GIVEN INFORMATION ▸

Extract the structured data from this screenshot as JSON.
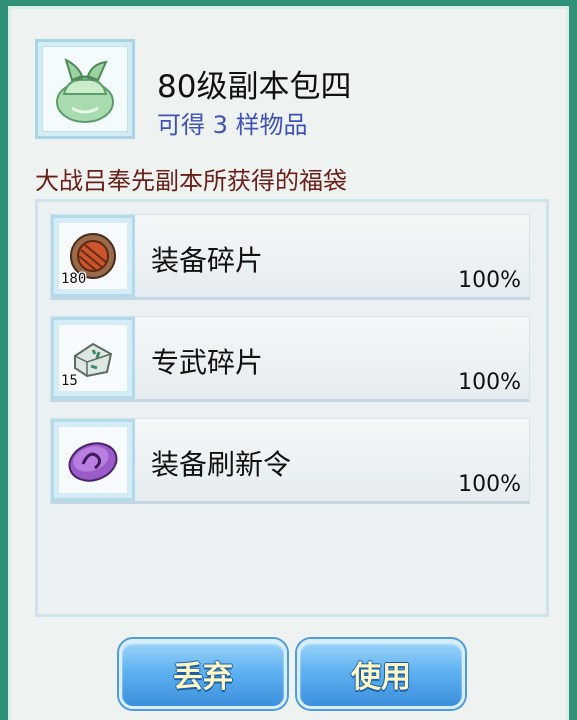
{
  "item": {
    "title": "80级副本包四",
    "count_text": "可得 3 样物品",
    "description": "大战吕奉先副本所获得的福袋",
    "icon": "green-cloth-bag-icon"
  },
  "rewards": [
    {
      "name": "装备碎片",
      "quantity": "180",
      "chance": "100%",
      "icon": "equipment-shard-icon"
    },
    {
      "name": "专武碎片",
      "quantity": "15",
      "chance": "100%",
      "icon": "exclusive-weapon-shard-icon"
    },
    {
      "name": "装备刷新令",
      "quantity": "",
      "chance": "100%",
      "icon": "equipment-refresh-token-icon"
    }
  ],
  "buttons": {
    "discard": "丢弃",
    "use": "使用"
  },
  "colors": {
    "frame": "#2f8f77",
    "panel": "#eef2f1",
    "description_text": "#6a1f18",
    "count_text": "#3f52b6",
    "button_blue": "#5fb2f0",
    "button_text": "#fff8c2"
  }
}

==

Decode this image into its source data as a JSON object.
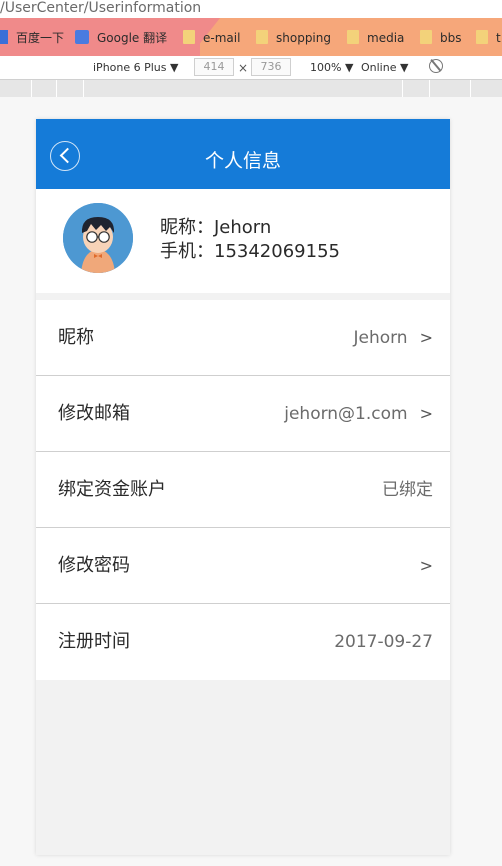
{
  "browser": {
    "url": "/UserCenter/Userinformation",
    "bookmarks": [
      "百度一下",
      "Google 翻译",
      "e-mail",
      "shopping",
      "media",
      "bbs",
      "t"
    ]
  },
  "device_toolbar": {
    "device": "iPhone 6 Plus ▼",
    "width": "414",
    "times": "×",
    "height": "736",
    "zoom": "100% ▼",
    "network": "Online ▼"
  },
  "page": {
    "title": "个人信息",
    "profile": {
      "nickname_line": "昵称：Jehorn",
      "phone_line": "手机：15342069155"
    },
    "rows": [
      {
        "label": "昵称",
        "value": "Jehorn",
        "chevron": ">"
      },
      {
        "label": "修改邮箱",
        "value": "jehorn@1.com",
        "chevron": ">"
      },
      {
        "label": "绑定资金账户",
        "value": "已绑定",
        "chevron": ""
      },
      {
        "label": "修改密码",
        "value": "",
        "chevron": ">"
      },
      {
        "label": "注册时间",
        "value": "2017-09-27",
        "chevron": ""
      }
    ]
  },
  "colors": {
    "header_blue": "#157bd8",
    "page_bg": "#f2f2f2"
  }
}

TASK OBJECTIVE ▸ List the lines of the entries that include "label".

RESPONSE AREA ▸
        "label": "昵称",
        "label": "修改邮箱",
        "label": "绑定资金账户",
        "label": "修改密码",
        "label": "注册时间",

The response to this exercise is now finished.